India's Prime Minister Narendra Modi and Brazilian President Jair Messias Bolsonaro met in New Delhi Jan. 26, pledging a "new chapter" in cooperation between their two countries, especially naming counter-terrorism and exploitation of minerals, hydrocarbons and other natural resources. (India Today, PTI) The juxtaposition of security concerns and extractivism is telling, as both leaders prepare to repress opposition to their plans to open the traditional territories of indigenous peoples to industrial interests.

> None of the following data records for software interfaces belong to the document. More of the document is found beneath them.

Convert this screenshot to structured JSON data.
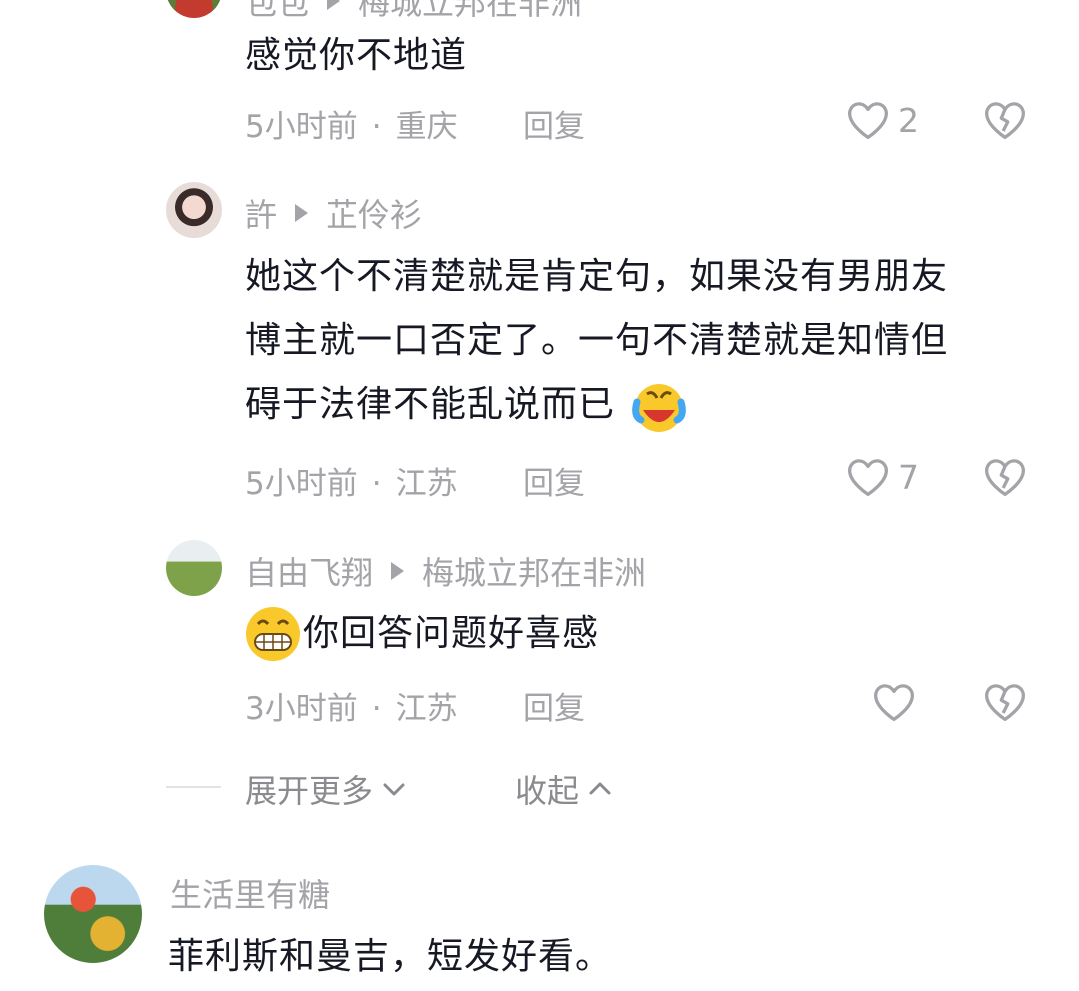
{
  "comments": [
    {
      "author": "包包",
      "reply_to": "梅城立邦在非洲",
      "text": "感觉你不地道",
      "time": "5小时前",
      "location": "重庆",
      "reply_label": "回复",
      "likes": "2"
    },
    {
      "author": "許",
      "reply_to": "芷伶衫",
      "text_lines": [
        "她这个不清楚就是肯定句，如果没有男朋友",
        "博主就一口否定了。一句不清楚就是知情但",
        "碍于法律不能乱说而已"
      ],
      "time": "5小时前",
      "location": "江苏",
      "reply_label": "回复",
      "likes": "7"
    },
    {
      "author": "自由飞翔",
      "reply_to": "梅城立邦在非洲",
      "text": "你回答问题好喜感",
      "time": "3小时前",
      "location": "江苏",
      "reply_label": "回复",
      "likes": ""
    }
  ],
  "expand_more": "展开更多",
  "collapse": "收起",
  "next_comment": {
    "author": "生活里有糖",
    "text": "菲利斯和曼吉，短发好看。"
  },
  "colors": {
    "primary_text": "#161823",
    "secondary_text": "#a3a3a8",
    "icon": "#a3a3a8"
  },
  "icons": [
    "heart-outline-icon",
    "broken-heart-icon",
    "chevron-down-icon",
    "chevron-up-icon",
    "laughing-tears-emoji",
    "grinning-emoji",
    "play-triangle-icon"
  ]
}
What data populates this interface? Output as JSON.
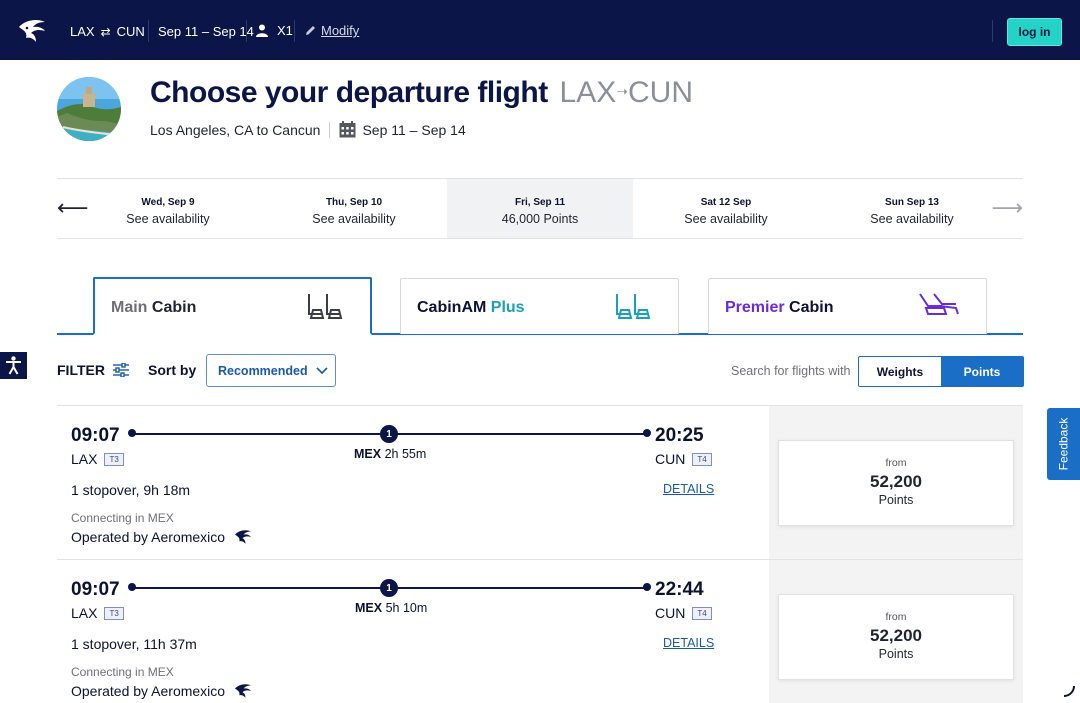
{
  "topbar": {
    "origin": "LAX",
    "swap_icon": "⇄",
    "destination": "CUN",
    "dates": "Sep 11 – Sep 14",
    "passengers": "X1",
    "modify": "Modify",
    "login": "log in"
  },
  "header": {
    "title": "Choose your departure flight",
    "route_origin": "LAX",
    "route_destination": "CUN",
    "subtitle": "Los Angeles, CA to Cancun",
    "dates": "Sep 11 – Sep 14"
  },
  "date_carousel": [
    {
      "day": "Wed, Sep 9",
      "value": "See availability",
      "active": false
    },
    {
      "day": "Thu, Sep 10",
      "value": "See availability",
      "active": false
    },
    {
      "day": "Fri, Sep 11",
      "value": "46,000 Points",
      "active": true
    },
    {
      "day": "Sat 12 Sep",
      "value": "See availability",
      "active": false
    },
    {
      "day": "Sun Sep 13",
      "value": "See availability",
      "active": false
    }
  ],
  "cabins": [
    {
      "part1": "Main",
      "part2": "Cabin",
      "active": true
    },
    {
      "part1": "CabinAM",
      "part2": "Plus",
      "active": false
    },
    {
      "part1": "Premier",
      "part2": "Cabin",
      "active": false
    }
  ],
  "filters": {
    "filter_label": "FILTER",
    "sort_label": "Sort by",
    "sort_value": "Recommended",
    "search_with_label": "Search for flights with",
    "options": [
      "Weights",
      "Points"
    ],
    "selected": "Points"
  },
  "feedback": "Feedback",
  "flights": [
    {
      "dep_time": "09:07",
      "arr_time": "20:25",
      "dep_airport": "LAX",
      "dep_terminal": "T3",
      "arr_airport": "CUN",
      "arr_terminal": "T4",
      "stop_count": "1",
      "via_airport": "MEX",
      "via_duration": "2h 55m",
      "summary": "1 stopover, 9h 18m",
      "details": "DETAILS",
      "connecting": "Connecting in MEX",
      "operated_by": "Operated by Aeromexico",
      "fare_from": "from",
      "fare_points": "52,200",
      "fare_unit": "Points"
    },
    {
      "dep_time": "09:07",
      "arr_time": "22:44",
      "dep_airport": "LAX",
      "dep_terminal": "T3",
      "arr_airport": "CUN",
      "arr_terminal": "T4",
      "stop_count": "1",
      "via_airport": "MEX",
      "via_duration": "5h 10m",
      "summary": "1 stopover, 11h 37m",
      "details": "DETAILS",
      "connecting": "Connecting in MEX",
      "operated_by": "Operated by Aeromexico",
      "fare_from": "from",
      "fare_points": "52,200",
      "fare_unit": "Points"
    }
  ],
  "colors": {
    "navy": "#0b1547",
    "accent_blue": "#1a6ec6",
    "teal": "#23d3c8",
    "plus_teal": "#1aa0b8",
    "premier_purple": "#6b2bd6"
  },
  "icons": [
    "eagle-logo-icon",
    "swap-icon",
    "person-icon",
    "pencil-icon",
    "calendar-icon",
    "arrow-left-icon",
    "arrow-right-icon",
    "seat-icon",
    "premier-seat-icon",
    "accessibility-icon",
    "filter-sliders-icon",
    "chevron-down-icon",
    "spinner-icon"
  ]
}
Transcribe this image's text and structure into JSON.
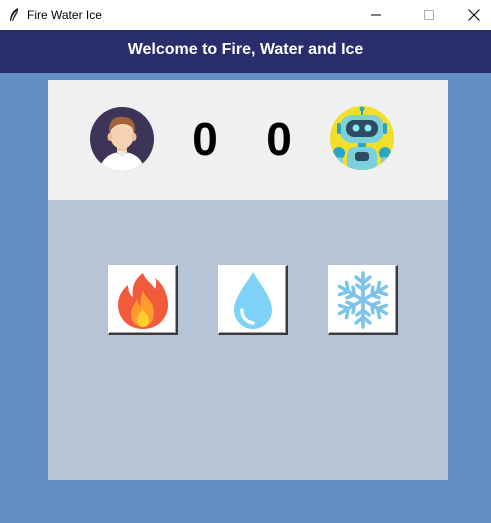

The State Human Rights Commission (CEDH) in Mexico's west-central state of Michoacán is exhorting authorities to intensify their search for a campesino ecologist and advocate for protection of the world-famous monarch butterfly habitat, who has "disappeared." Homero Gómez González went missing Jan. 13, one day after he posted a video of himself on Twitter standing amid a swarm of butterflies at their wintering grounds in the Michoacán highlands, hailing it as a "patrimony of humanity." He has long served as administrator of Ejido El Rosario, an agrarian community of the Mazahua indigenous people in Ocampo municipality, which overlaps with El Campanario Sanctuary, part of the UNESCO-recognized Mariposa Monarca Biosphere Reserve. The Michoacán prosecutor's office, the Fiscalía General, announced Jan. 20 that 53 police officers from the municipalities of Ocampo and Angangueo have been detained in relation to the disappearance. Family members say Gómez González told authorities that he had received threats from local organized crime networks.